Uganda has moved forward in many ways over the past few years but many things remain the same. A prime example is the telecom industry, which we became reacquainted with on our first day. Communication is a critical part of this project both for project management and for sharing our stories with people in Canada.

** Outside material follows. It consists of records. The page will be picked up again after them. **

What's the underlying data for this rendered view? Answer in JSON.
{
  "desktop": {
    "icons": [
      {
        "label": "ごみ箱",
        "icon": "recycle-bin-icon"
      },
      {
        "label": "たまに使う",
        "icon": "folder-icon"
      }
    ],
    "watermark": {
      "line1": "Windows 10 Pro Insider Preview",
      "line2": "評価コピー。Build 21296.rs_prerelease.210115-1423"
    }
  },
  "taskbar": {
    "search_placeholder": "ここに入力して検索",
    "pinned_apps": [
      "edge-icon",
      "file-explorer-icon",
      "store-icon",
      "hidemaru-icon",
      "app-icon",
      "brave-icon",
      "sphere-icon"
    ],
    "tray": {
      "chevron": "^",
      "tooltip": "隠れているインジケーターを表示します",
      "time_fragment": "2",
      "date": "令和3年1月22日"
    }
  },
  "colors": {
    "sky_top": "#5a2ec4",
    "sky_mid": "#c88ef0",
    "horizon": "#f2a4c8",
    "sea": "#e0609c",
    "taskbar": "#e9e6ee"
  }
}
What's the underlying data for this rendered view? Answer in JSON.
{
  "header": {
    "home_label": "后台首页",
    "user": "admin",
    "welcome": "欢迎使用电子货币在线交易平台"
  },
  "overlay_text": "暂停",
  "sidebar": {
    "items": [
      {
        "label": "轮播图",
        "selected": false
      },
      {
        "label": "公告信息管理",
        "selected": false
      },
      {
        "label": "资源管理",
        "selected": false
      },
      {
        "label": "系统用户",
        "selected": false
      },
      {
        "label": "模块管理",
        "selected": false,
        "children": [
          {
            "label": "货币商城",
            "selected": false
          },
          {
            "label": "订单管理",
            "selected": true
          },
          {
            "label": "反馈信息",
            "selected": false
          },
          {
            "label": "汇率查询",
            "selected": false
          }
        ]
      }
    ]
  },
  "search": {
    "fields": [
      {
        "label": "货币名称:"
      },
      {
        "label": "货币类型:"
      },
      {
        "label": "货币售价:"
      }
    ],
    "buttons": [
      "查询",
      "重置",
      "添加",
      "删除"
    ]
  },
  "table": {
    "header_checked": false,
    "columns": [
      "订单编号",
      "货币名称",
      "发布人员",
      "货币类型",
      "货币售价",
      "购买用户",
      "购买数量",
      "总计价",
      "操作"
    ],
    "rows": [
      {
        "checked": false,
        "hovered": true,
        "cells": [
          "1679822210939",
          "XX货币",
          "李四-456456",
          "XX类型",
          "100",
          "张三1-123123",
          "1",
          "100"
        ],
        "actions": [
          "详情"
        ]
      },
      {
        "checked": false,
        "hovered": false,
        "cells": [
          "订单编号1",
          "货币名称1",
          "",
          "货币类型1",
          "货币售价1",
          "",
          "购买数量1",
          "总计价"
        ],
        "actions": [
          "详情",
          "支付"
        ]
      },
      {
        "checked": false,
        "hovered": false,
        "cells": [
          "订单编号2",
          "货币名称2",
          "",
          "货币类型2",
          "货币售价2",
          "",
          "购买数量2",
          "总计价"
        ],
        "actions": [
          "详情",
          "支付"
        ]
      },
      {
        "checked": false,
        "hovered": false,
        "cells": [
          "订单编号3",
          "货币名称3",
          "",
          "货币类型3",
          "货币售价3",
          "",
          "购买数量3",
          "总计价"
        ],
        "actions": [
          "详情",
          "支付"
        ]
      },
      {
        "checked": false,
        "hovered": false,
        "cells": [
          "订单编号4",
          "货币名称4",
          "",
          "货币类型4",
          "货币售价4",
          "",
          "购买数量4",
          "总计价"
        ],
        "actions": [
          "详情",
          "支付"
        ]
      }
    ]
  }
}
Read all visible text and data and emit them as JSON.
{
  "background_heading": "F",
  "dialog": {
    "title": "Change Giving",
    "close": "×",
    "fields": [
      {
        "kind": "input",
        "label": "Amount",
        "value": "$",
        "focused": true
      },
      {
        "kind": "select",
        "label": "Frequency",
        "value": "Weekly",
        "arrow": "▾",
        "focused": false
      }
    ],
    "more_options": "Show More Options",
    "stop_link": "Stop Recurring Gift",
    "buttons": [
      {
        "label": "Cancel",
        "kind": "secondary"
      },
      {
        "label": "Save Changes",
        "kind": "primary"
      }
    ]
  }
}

We heard that it was now possible to use the internet with your smart phone and this sounded very convenient for our purposes. The evening we arrived, Rogers had given us a Uganda Telecom (UTL) sim card. I tried to use the card that evening but it would not work so we decided to try MTN – which is the company we used last trip. At the MTN store they assured us that you could use the internet with their service so we both bought sim cards ($1.50 each) and a little airtime. Upon leaving the store we found their service was really only for voice and email over their accounts. So we were directed back to UTL. The sweet girl at the UTL store told us our new UTL sim card from our friend Rogers was useless – sometimes they are just made that way – and we should get another one… and yes, they have 3G internet. But, she told us, UTL has the best rates for voice but we should use Orange for internet. It sounded like Orange was the company for us. We went to the Orange store and found a USB key wireless modem for our computers and we picked up one sim card so at least one of our phones could be used on the internet. But there’s always a catch. Their voice rates are astronomical. So we returned to UTL and purchased a UTL phone for 35,000 UGX (about $17) for voice use. Within an hour of leaving the Orange store my overheated iPhone’s battery died as a result of struggling with the poor G3 network. I am now back to mostly using UTL for voice only.

In the end, between Nat and I we have six new phone numbers over three networks. Each network works better in certain areas of the country, one is for data the others are for voice. Now, like most people here, we are juggling a pocket full of sim cards and multiple phones on different networks.

And then there was our trip to the bank to set up our account…

Kampala at Last

Nat and I arrived in Uganda yesterday afternoon. The trip was longer than we remembered and it felt, in our over tired state, a little surreal to be back. In a way it has been like coming home. We were met at the airport by our taxi driver friend, Rogers. We shared stories with him on the way to Kampala and upon arrival ran into Persis, Sister Dora and others. We settled alone in Jjaja Gwen’s Guest House, where we have spent so much time over the past years. We were asleep by 7pm.

At midnight it rained - torrential rain with thunder. I listened to the water pour off the roof and thought about living in a tent in Bwera.  And I thought about the need to dry bricks in the sun. And I thought about keeping a team of volunteers dry and happy. Neither one of us slept well and we were awake by 5:30am. To my relief, it was a beautiful and bright morning. We planned our day over coffee and tea. A couple more tarps were added to the list and the rainy season information was rechecked. Everything will work out one way or another.

Russ will be arriving today and we will be running around gathering bits of equipment and getting new phone numbers.

It’s nice to be back to this wonderful if quirky place.


Monday, October 25, 2010

VYR and Out

And so the next adventure begins - or maybe it began a year ago when Gord said “I really want to help you guys raise funds for another project in Uganda”. The past year of feverish fund raising has certainly been an experience if not an adventure. The project has snowballed from a couple dreamers with few school blueprints to a large coordinated effort including 22 people traveling to Uganda each bringing skills and ideas. It has been a magical thing to be a part of.
We hope to be able to keep all our friends, family and supporters informed of our experiences over the next four months with this blog and - if it works from Bwera - Twitter. We have started a new Twitter account @podacanada.

Before we leave, we would like to say one BIG thank you to everyone who has made this project a reality. We are so lucky to be surrounded with so many supportive, generous and loving people. None of this would have happened with them.

We are at VYR now waiting to check in. We will send another update when we arrive and get settled at Mengo Hospital in Uganda. Catch you on the flipside.